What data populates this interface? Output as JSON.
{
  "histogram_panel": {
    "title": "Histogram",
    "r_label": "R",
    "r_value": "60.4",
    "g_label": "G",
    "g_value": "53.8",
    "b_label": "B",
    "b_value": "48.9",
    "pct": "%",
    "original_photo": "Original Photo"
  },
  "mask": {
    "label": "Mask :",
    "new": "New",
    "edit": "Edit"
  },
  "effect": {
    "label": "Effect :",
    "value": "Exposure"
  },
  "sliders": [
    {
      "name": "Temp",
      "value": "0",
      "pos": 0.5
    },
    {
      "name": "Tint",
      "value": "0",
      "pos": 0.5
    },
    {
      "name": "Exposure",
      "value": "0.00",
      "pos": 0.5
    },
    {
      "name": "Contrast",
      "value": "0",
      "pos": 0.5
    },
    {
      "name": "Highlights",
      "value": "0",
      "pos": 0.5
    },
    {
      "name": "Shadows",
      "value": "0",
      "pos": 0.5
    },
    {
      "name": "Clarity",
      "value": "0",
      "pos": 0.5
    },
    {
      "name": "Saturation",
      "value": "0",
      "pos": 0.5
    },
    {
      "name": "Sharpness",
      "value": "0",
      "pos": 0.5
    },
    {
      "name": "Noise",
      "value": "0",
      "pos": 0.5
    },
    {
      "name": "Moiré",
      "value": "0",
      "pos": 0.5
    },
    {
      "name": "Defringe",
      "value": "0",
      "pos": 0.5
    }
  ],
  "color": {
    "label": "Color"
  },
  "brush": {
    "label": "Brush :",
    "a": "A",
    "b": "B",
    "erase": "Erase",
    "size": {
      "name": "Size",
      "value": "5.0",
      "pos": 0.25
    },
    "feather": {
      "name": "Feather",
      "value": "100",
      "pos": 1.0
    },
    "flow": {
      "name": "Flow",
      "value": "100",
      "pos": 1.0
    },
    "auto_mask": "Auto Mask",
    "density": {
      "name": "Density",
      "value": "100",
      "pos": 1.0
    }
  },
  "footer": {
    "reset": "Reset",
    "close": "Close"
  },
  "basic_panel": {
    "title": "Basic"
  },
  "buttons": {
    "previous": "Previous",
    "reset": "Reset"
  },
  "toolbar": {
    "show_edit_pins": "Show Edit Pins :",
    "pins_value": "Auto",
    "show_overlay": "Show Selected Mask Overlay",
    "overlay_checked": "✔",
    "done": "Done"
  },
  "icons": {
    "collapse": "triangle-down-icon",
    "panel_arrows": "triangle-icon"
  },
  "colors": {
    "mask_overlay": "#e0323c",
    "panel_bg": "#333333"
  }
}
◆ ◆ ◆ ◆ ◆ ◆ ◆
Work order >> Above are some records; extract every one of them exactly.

Result >>
What data populates this interface? Output as JSON.
{
  "histogram_panel": {
    "title": "Histogram",
    "r_label": "R",
    "r_value": "60.4",
    "g_label": "G",
    "g_value": "53.8",
    "b_label": "B",
    "b_value": "48.9",
    "pct": "%",
    "original_photo": "Original Photo"
  },
  "mask": {
    "label": "Mask :",
    "new": "New",
    "edit": "Edit"
  },
  "effect": {
    "label": "Effect :",
    "value": "Exposure"
  },
  "sliders": [
    {
      "name": "Temp",
      "value": "0",
      "pos": 0.5
    },
    {
      "name": "Tint",
      "value": "0",
      "pos": 0.5
    },
    {
      "name": "Exposure",
      "value": "0.00",
      "pos": 0.5
    },
    {
      "name": "Contrast",
      "value": "0",
      "pos": 0.5
    },
    {
      "name": "Highlights",
      "value": "0",
      "pos": 0.5
    },
    {
      "name": "Shadows",
      "value": "0",
      "pos": 0.5
    },
    {
      "name": "Clarity",
      "value": "0",
      "pos": 0.5
    },
    {
      "name": "Saturation",
      "value": "0",
      "pos": 0.5
    },
    {
      "name": "Sharpness",
      "value": "0",
      "pos": 0.5
    },
    {
      "name": "Noise",
      "value": "0",
      "pos": 0.5
    },
    {
      "name": "Moiré",
      "value": "0",
      "pos": 0.5
    },
    {
      "name": "Defringe",
      "value": "0",
      "pos": 0.5
    }
  ],
  "color": {
    "label": "Color"
  },
  "brush": {
    "label": "Brush :",
    "a": "A",
    "b": "B",
    "erase": "Erase",
    "size": {
      "name": "Size",
      "value": "5.0",
      "pos": 0.25
    },
    "feather": {
      "name": "Feather",
      "value": "100",
      "pos": 1.0
    },
    "flow": {
      "name": "Flow",
      "value": "100",
      "pos": 1.0
    },
    "auto_mask": "Auto Mask",
    "density": {
      "name": "Density",
      "value": "100",
      "pos": 1.0
    }
  },
  "footer": {
    "reset": "Reset",
    "close": "Close"
  },
  "basic_panel": {
    "title": "Basic"
  },
  "buttons": {
    "previous": "Previous",
    "reset": "Reset"
  },
  "toolbar": {
    "show_edit_pins": "Show Edit Pins :",
    "pins_value": "Auto",
    "show_overlay": "Show Selected Mask Overlay",
    "overlay_checked": "✔",
    "done": "Done"
  },
  "icons": {
    "collapse": "triangle-down-icon",
    "panel_arrows": "triangle-icon"
  },
  "colors": {
    "mask_overlay": "#e0323c",
    "panel_bg": "#333333"
  }
}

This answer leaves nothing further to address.